A new research has shown that a man's stress levels rise an amazing seven times higher than a woman's while stuck in heavy traffic.
Psychologists commissioned by a satnav firm carried out tests on volunteers for a rise in stress chemicals in their saliva while caught up in a traffic jam, reports the Daily Express.
The levels for women in the study increased by 8.7 percent - but for men they shot up by a worrying 60 percent.
That could put pressure on the heart and can cause dizziness and breathing problems. Yet, remarkably, many had no idea they were suffering from the effects of stress. Two thirds of the women and half of the men said they did not feel any stress after 20 minutes in heavy traffic - even though the readings proved they did have a stress response.
Almost half of all adults commute to work by car on a daily basis and those who are exposed to constant traffic jams could fall ill with stress-related problems.
It may also make their driving erratic or dangerous, according to psychologist David Moxon, who conducted the study for TomTom to launch its Break Free campaign.
Men may suffer more stress because their normal reaction to a difficult situation is known as "fight or flight" - either to confront it or walk away.
Being stuck behind the wheel in stationary traffic does not leave them either option, so they simply sit and fume.

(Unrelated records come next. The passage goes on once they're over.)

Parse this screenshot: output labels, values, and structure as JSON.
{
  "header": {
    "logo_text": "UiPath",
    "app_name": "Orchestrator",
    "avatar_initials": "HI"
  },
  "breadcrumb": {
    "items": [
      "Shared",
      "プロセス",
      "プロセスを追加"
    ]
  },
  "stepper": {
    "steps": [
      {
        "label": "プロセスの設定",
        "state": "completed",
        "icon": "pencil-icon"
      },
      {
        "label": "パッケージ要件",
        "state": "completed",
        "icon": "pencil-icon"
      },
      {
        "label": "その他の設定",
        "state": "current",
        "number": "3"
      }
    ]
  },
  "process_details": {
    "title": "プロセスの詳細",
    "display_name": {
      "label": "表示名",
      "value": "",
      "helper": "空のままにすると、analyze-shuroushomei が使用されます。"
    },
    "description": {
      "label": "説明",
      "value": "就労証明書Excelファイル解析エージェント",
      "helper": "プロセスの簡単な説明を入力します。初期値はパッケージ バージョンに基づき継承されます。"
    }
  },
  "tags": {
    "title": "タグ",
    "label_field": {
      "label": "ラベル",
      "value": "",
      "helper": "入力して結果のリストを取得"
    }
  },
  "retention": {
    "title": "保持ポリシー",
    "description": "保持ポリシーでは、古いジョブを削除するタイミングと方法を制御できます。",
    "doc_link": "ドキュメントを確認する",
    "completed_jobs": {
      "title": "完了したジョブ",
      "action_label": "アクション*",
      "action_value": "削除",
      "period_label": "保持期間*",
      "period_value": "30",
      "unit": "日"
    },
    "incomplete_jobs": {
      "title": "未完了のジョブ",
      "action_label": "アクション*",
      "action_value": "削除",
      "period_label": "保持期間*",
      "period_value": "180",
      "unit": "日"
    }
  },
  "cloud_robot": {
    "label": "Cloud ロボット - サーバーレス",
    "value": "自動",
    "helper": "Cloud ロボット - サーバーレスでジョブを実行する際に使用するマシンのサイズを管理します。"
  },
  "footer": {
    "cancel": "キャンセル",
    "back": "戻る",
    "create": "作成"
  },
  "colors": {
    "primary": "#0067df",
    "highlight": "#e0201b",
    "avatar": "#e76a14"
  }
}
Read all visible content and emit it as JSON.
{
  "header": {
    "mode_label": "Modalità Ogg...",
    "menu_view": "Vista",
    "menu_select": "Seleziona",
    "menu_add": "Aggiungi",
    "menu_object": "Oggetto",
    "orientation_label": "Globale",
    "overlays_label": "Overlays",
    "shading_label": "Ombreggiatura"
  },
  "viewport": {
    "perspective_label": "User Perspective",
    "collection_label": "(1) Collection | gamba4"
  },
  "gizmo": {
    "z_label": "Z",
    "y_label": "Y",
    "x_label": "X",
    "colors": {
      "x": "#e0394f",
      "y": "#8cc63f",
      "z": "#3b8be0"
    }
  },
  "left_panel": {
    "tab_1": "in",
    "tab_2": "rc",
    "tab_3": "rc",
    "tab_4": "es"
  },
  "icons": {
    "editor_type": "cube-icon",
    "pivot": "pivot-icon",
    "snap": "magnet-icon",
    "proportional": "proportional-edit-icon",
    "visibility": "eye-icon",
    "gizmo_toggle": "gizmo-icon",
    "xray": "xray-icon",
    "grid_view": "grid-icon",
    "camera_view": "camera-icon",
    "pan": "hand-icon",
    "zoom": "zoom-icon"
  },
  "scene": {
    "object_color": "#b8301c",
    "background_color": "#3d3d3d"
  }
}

Women, on the other hand, cope better using methods as simple as singing to the radio to relieve the pressure.